The Oregon Office of Emergency Management said Wednesday reports are coming in from radio and television stations around the state -- and most say they didn't get the signal, or did not get it well.

The Federal Emergency Management Agency says it is aware the broadcast did not work everywhere and is looking into why.

The first nationwide test of the Emergency Alert System went off at 11 a.m. Wednesday in Oregon.

A spokeswoman for the state agency, Jennifer Chamberlain, says that if there were a real nationwide emergency, the Oregon system could relay the information.

CRESA reported seeing the test without audio alerts on KATU, KGW and KPTV.

"It appears there was no interruption of KOIN, NWCN or KXL Radio for this national test," Cheryl Bledsoe wrote on the CRESA blog.

Monthly tests of the system by local agencies have been successful, she said.

CRESA said it also communicates emergency information with the public through Flash Alert News, the Community Notification System (a phone-based system) and on social media.
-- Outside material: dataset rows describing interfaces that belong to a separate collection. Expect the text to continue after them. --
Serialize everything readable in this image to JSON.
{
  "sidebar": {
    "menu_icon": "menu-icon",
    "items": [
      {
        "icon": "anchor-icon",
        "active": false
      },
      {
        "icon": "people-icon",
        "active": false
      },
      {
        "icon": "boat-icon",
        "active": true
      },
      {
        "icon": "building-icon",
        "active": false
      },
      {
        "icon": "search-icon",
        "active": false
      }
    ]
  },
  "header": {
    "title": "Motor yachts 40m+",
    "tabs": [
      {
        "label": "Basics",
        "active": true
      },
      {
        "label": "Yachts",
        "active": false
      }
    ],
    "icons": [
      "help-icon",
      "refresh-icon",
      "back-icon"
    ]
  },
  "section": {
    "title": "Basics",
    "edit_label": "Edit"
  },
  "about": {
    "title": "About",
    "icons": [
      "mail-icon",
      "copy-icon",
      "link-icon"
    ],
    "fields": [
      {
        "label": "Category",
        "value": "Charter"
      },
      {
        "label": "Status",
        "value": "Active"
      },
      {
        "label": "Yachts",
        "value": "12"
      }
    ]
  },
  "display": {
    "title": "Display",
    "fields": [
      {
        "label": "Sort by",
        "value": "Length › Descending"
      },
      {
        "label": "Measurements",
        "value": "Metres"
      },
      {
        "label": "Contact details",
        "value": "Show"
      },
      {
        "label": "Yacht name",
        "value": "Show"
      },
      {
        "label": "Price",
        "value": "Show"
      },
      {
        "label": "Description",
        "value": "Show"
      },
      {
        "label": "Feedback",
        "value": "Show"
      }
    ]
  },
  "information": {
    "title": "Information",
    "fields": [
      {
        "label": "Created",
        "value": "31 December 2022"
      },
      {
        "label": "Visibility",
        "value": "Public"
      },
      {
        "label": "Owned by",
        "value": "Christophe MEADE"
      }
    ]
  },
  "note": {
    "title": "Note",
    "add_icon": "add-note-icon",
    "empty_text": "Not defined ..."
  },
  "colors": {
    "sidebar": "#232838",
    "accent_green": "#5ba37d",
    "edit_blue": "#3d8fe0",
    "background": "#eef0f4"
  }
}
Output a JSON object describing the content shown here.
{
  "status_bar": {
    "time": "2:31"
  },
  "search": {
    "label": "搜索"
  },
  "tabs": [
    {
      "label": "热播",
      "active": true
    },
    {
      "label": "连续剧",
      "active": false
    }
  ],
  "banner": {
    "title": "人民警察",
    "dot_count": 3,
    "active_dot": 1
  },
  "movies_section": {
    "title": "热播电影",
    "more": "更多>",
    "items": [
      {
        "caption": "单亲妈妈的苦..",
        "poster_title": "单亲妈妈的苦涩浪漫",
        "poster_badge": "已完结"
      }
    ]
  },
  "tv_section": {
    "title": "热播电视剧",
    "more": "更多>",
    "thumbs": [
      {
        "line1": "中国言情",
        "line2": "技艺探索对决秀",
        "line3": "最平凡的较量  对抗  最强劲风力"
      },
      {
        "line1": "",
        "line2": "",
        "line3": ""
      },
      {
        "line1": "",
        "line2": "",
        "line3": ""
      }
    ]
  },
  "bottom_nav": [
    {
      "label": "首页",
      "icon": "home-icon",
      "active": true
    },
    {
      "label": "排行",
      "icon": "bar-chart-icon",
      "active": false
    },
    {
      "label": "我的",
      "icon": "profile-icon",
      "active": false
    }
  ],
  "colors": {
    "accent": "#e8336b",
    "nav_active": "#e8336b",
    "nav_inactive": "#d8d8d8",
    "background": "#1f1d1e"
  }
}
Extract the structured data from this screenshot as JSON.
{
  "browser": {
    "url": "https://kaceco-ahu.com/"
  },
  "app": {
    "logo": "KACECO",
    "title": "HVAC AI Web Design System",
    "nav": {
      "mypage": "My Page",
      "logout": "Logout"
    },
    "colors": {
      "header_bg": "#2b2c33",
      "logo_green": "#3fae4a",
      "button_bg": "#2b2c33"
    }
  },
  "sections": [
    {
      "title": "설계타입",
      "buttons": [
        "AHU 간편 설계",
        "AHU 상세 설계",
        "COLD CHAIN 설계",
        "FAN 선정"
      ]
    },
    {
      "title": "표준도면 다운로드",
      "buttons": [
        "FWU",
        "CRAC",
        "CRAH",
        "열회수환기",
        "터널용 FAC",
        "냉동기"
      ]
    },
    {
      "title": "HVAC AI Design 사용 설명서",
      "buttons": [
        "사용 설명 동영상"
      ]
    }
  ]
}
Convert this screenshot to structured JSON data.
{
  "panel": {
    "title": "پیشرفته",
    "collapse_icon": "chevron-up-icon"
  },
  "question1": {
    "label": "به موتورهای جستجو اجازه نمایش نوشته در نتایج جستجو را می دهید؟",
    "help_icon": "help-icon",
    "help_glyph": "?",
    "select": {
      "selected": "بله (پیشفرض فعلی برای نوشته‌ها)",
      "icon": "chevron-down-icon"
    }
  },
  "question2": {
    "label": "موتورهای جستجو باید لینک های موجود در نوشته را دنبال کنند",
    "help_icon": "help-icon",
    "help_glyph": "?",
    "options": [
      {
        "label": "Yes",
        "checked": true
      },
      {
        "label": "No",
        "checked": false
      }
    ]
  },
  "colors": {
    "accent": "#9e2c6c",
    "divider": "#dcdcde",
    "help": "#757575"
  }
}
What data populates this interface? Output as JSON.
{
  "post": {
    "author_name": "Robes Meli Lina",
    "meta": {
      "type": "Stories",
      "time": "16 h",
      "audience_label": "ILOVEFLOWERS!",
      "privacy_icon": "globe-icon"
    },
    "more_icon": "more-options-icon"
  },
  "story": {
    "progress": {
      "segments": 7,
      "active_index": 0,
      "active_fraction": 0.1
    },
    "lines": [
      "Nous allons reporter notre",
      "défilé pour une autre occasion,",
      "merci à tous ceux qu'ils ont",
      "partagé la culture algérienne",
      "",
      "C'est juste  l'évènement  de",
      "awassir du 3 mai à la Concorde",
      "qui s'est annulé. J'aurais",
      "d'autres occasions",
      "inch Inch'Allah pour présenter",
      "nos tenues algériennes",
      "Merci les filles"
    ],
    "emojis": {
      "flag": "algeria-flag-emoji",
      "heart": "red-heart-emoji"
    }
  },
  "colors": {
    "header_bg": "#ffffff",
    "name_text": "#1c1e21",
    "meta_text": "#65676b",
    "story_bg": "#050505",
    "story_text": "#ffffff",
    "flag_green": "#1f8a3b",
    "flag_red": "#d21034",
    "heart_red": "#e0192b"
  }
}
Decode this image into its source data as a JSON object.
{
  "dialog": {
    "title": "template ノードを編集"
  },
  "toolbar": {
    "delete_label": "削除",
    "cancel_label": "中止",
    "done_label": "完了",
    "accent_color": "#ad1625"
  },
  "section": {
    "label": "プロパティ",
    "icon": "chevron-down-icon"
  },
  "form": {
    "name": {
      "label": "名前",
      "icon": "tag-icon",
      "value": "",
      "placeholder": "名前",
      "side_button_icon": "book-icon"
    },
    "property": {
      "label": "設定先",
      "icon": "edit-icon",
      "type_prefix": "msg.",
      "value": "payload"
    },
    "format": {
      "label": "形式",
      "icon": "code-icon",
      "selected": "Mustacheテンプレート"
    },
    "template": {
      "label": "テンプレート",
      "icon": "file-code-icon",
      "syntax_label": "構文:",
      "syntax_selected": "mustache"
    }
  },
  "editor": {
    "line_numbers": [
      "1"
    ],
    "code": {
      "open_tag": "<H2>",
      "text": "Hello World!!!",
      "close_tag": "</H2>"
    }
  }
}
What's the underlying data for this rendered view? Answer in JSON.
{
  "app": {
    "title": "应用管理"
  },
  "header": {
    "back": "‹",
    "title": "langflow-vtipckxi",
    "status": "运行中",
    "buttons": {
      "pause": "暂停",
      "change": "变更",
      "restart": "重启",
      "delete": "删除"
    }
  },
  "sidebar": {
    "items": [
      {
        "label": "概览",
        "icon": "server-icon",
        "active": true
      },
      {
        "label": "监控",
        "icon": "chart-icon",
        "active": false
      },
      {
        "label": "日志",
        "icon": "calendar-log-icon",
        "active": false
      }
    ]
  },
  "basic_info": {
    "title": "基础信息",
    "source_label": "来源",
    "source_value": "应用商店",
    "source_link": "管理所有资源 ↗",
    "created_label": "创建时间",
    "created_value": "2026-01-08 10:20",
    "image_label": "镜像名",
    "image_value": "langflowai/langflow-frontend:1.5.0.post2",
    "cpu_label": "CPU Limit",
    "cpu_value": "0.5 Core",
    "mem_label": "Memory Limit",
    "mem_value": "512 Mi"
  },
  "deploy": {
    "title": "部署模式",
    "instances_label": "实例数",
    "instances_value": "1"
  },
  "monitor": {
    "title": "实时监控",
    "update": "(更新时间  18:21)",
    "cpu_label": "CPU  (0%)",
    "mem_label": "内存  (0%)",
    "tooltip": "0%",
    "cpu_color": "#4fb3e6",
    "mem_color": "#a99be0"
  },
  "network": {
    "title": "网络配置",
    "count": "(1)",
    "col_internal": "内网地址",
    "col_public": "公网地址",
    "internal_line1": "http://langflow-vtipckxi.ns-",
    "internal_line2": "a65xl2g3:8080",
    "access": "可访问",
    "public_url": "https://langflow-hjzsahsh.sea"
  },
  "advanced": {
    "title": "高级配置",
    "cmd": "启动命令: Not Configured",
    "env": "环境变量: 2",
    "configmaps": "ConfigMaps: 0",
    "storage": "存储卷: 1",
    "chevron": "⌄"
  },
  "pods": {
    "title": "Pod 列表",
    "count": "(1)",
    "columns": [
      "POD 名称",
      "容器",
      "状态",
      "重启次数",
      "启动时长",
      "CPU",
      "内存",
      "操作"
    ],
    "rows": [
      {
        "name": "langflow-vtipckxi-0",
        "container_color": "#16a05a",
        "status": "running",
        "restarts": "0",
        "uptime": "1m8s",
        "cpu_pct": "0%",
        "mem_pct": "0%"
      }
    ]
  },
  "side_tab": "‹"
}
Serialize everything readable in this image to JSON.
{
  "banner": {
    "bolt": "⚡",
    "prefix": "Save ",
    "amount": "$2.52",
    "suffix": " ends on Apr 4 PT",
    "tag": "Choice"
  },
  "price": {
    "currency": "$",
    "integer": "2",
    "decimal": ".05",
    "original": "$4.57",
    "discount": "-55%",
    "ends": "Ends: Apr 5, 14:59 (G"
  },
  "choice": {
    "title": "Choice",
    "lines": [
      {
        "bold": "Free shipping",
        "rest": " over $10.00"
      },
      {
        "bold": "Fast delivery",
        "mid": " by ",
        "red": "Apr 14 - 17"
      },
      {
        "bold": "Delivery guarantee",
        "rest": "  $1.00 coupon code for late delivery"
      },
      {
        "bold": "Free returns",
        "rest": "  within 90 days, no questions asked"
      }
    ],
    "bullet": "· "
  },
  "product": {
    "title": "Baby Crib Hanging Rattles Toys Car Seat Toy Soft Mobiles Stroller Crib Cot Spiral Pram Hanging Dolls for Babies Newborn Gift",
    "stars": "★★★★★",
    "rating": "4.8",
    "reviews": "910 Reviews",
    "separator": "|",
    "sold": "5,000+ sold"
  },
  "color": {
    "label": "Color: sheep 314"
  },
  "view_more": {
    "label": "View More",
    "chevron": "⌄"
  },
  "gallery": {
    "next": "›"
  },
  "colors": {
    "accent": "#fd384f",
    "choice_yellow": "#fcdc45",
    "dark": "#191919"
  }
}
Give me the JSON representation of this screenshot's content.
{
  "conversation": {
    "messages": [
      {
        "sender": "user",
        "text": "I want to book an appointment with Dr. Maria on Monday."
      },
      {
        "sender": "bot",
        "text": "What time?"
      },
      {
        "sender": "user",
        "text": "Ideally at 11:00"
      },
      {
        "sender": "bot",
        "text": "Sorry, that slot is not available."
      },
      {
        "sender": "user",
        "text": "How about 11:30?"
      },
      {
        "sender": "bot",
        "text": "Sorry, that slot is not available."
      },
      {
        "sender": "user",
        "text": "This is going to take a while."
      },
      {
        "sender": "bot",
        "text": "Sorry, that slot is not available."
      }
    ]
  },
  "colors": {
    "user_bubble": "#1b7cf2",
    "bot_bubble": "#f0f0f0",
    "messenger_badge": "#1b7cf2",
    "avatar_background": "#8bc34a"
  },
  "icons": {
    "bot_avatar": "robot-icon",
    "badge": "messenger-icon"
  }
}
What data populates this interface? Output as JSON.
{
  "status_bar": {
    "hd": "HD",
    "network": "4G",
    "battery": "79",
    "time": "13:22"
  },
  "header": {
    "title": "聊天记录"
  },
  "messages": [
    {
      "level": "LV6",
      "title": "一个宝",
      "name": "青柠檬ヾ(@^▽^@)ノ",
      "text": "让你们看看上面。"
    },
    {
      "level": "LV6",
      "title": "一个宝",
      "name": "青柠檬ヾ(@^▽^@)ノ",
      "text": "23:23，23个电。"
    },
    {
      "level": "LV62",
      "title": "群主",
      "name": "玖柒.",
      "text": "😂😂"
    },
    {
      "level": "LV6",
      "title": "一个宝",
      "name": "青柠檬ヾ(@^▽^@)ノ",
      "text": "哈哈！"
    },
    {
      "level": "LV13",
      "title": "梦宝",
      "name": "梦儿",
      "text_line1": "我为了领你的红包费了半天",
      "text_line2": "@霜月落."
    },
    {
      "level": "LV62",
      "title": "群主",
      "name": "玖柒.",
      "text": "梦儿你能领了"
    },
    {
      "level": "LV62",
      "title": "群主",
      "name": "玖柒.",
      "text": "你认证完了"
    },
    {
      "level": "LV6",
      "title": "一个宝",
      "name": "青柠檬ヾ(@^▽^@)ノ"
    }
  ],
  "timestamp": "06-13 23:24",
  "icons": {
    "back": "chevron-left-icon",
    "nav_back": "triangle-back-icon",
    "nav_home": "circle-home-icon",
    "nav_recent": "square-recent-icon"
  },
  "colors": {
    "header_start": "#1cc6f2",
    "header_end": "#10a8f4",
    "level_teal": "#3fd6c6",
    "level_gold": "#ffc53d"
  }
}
Columbian weather blogger Steve Pierce said the test didn't appear on the HD Weather Channel on his TV. He was able to see the test on KGW but his HD cablebox didn't shift into "EAS mode," he said.